The remaining Sundays of Epiphany focus on the ministry of Jesus. He is the light of the world. He preaches. He prays. He heals those afflicted by Satan. In other words, He does mission work. The Church does also. Jesus also calls us the light of the world. The mission of the Church is like Jesus’ ministry: long and patient. The Church’s mission is not to simply bring in as many as we can through the front door. It is to keep shining the light of Christ through His word, season after season, so that those living in darkness may continue to see the great light.

The finale of the Epiphany season is the Transfiguration. God in flesh is at the center but now not Magi but the glorified saints of old and the trembling disciples surround Christ. The light that pointed to Jesus at His Baptism now shines through Him. This is the goal of the Church’s work: to bring people into God’s presence for eternity. The light of Transfiguration shows us how important the Church’s work really is. The mission of the Church is aimed at that divine joy.

(Usually the end of November to Dec 24th). 

Here's a great page to find some online devotional materials for you and your family for Advent. Just go here.


Looking for ways you can celebrate Advent at home? Go here.

What is the history and significance of the Season of Advent, and what's the meaning of the Advent candles and wreath?

The word "advent" is from the Latin word for "coming," and as such, describes the "coming" of our Lord Jesus Christ into the flesh.

Advent begins the church year because the church year begins where Jesus' earthly life began--in the Old Testament prophecies of his incarnation. After Advent comes Christmas, which is about his birth; then Epiphany, about his miracles and ministry; then Lent, about his Calvary-bound mission; then Easter, about his resurrection and the sending of the apostles; and then Ascension (40 days after Easter) and Pentecost, with the sending of the Holy Spirit.

The first half of the church year (approximately December through June) highlights the *life* of Christ.

The second half (approximately June through November) highlights the *teachings* of Christ.

The parables and miracles play a big part here. That's "the church year in a nutshell," and it should help reveal how Advent fits into "the big picture."

Advent specifically focuses on Christ's "coming," but Christ's coming manifests itself among us in three ways--past, present, and future. The readings which highlight Christ's coming in the past focus on the Old Testament prophecies of his incarnation at Bethlehem. The readings which highlight Christ's coming in the future focus on his "second coming" on the Last Day at the end of time. And the readings which highlight Christ's coming in the present focus on his ministry among us through Word and Sacrament today.

The traditional use of Advent candles (sometimes held in a wreath) originated in eastern Germany even prior to the Reformation. As this tradition came down to us by the beginning of this century, it involved three purple candles and one pink candle. The purple candles matched the purple paraments on the altar (purple for the royalty of the coming King). The pink candle was the third candle to be lit (not the fourth) on Gaudete Sunday, the Third Sunday of Advent. "Gaudete" means "Rejoice!" in Latin, and is the first word of the traditional Introit for that day (TLH, p. 54) which is taken from Philippians 4:4. ("Rejoice! . . . the Lord is near"). Hence a "pink" candle was used to signify "rejoicing." Some also included a white "Christ candle" in the middle to be lit during the 12 days of Christmas (December 25- January 5).

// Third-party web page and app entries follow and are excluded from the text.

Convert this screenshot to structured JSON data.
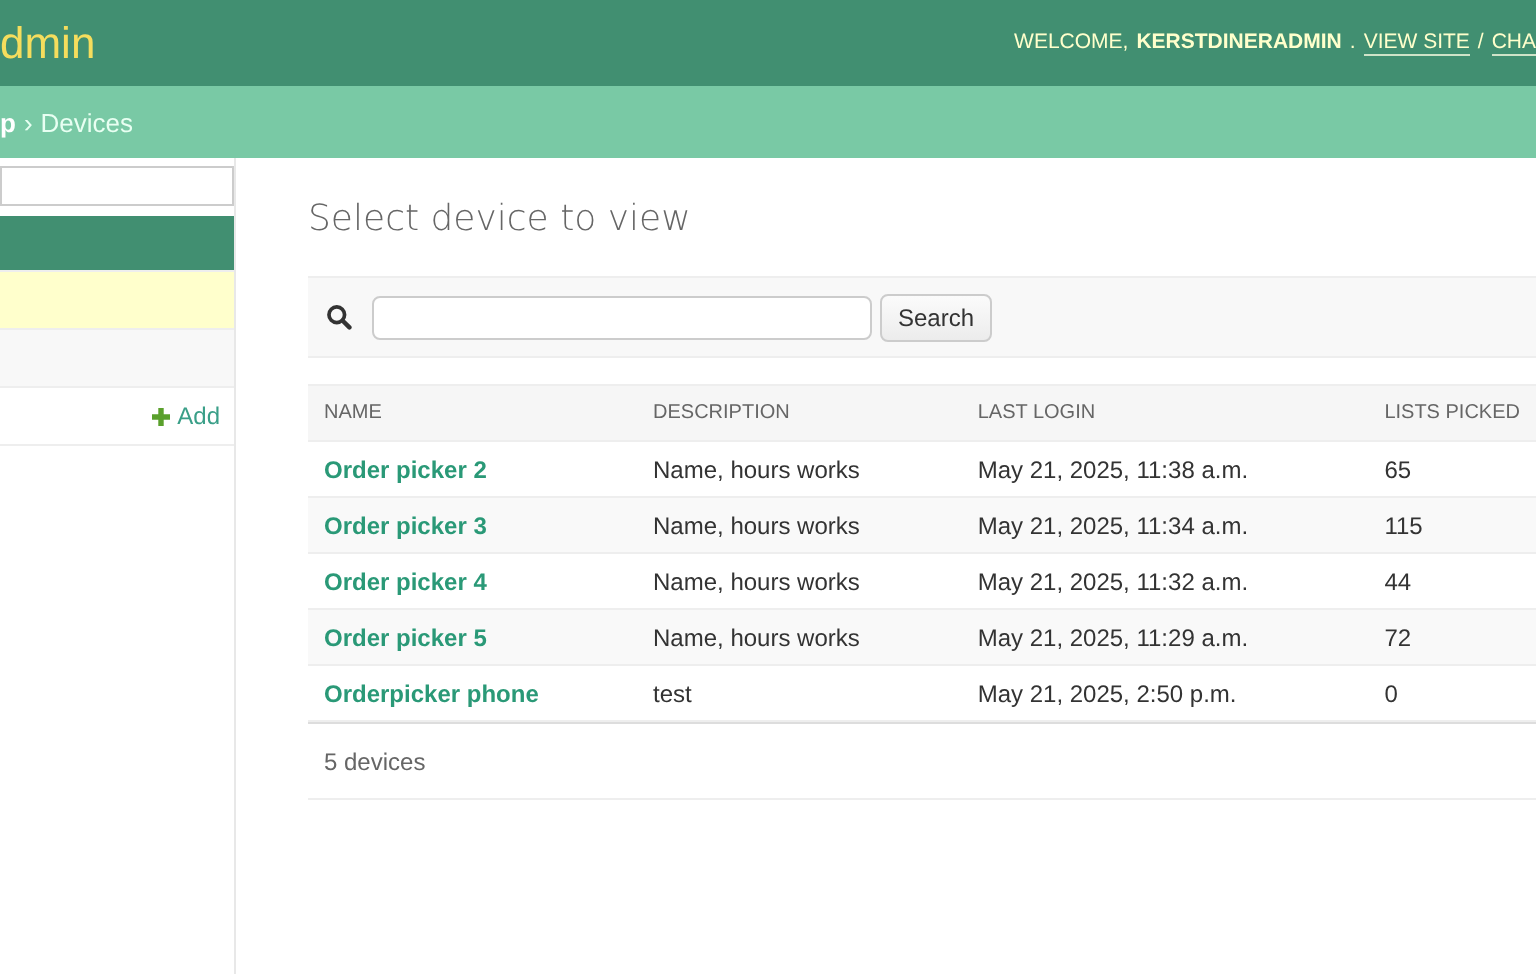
{
  "header": {
    "site_title": "dmin",
    "welcome": "WELCOME,",
    "user": "KERSTDINERADMIN",
    "user_end": ".",
    "links": [
      "VIEW SITE",
      "CHA"
    ],
    "link_separator": "/"
  },
  "breadcrumbs": [
    "p",
    "Devices"
  ],
  "breadcrumb_separator": "›",
  "sidebar": {
    "items": [
      {
        "kind": "caption"
      },
      {
        "kind": "model",
        "selected": true
      },
      {
        "kind": "model",
        "selected": false
      },
      {
        "kind": "model",
        "selected": false,
        "add_label": "Add"
      }
    ]
  },
  "content": {
    "title": "Select device to view",
    "search_button": "Search",
    "table": {
      "columns": [
        "NAME",
        "DESCRIPTION",
        "LAST LOGIN",
        "LISTS PICKED"
      ],
      "rows": [
        [
          "Order picker 2",
          "Name, hours works",
          "May 21, 2025, 11:38 a.m.",
          "65"
        ],
        [
          "Order picker 3",
          "Name, hours works",
          "May 21, 2025, 11:34 a.m.",
          "115"
        ],
        [
          "Order picker 4",
          "Name, hours works",
          "May 21, 2025, 11:32 a.m.",
          "44"
        ],
        [
          "Order picker 5",
          "Name, hours works",
          "May 21, 2025, 11:29 a.m.",
          "72"
        ],
        [
          "Orderpicker phone",
          "test",
          "May 21, 2025, 2:50 p.m.",
          "0"
        ]
      ]
    },
    "count": "5 devices"
  }
}
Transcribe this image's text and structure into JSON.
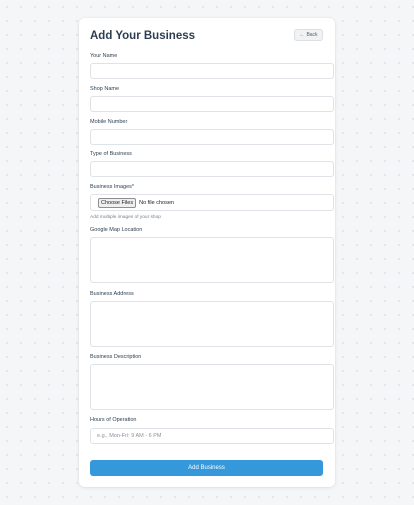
{
  "header": {
    "title": "Add Your Business",
    "back_label": "Back",
    "back_icon": "arrow-left-icon"
  },
  "form": {
    "your_name": {
      "label": "Your Name",
      "value": "",
      "placeholder": ""
    },
    "shop_name": {
      "label": "Shop Name",
      "value": "",
      "placeholder": ""
    },
    "mobile_number": {
      "label": "Mobile Number",
      "value": "",
      "placeholder": ""
    },
    "type_of_business": {
      "label": "Type of Business",
      "value": "",
      "placeholder": ""
    },
    "business_images": {
      "label": "Business Images*",
      "button_label": "Choose Files",
      "status": "No file chosen",
      "hint": "Add multiple images of your shop"
    },
    "google_map_location": {
      "label": "Google Map Location",
      "value": "",
      "placeholder": ""
    },
    "business_address": {
      "label": "Business Address",
      "value": "",
      "placeholder": ""
    },
    "business_description": {
      "label": "Business Description",
      "value": "",
      "placeholder": ""
    },
    "hours_of_operation": {
      "label": "Hours of Operation",
      "value": "",
      "placeholder": "e.g., Mon-Fri: 9 AM - 6 PM"
    },
    "submit_label": "Add Business"
  },
  "colors": {
    "accent": "#3498db",
    "text": "#2c3e50",
    "background": "#f5f6f8"
  }
}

The concept of giving each candle a name, i.e., Prophecy, Bethlehem, Shepherd and Angel, etc., is a relatively novel phenomenon and probably originates with certain entrepreneurial publishers seeking to sell Advent candles and devotional booklets.

There are many beautiful customs and traditions surrounding Advent, as well as a load of history concerning its development. These matters would be better found in books than here. Here are a couple:

Lee A. Maxwell, The Altar Guild Manual, Lutheran Worship Edition (St. Louis: Concordia Publishing House , 1996)

Lee A. Maxwell,  The Altar Guild Manual, Lutheran Service Book Edition (St. Louis: Concordia Publishing House , 2008).

Fred L. Precht, Lutheran Worship: History and Practice (St. Louis: Concordia Publishing House, 1992).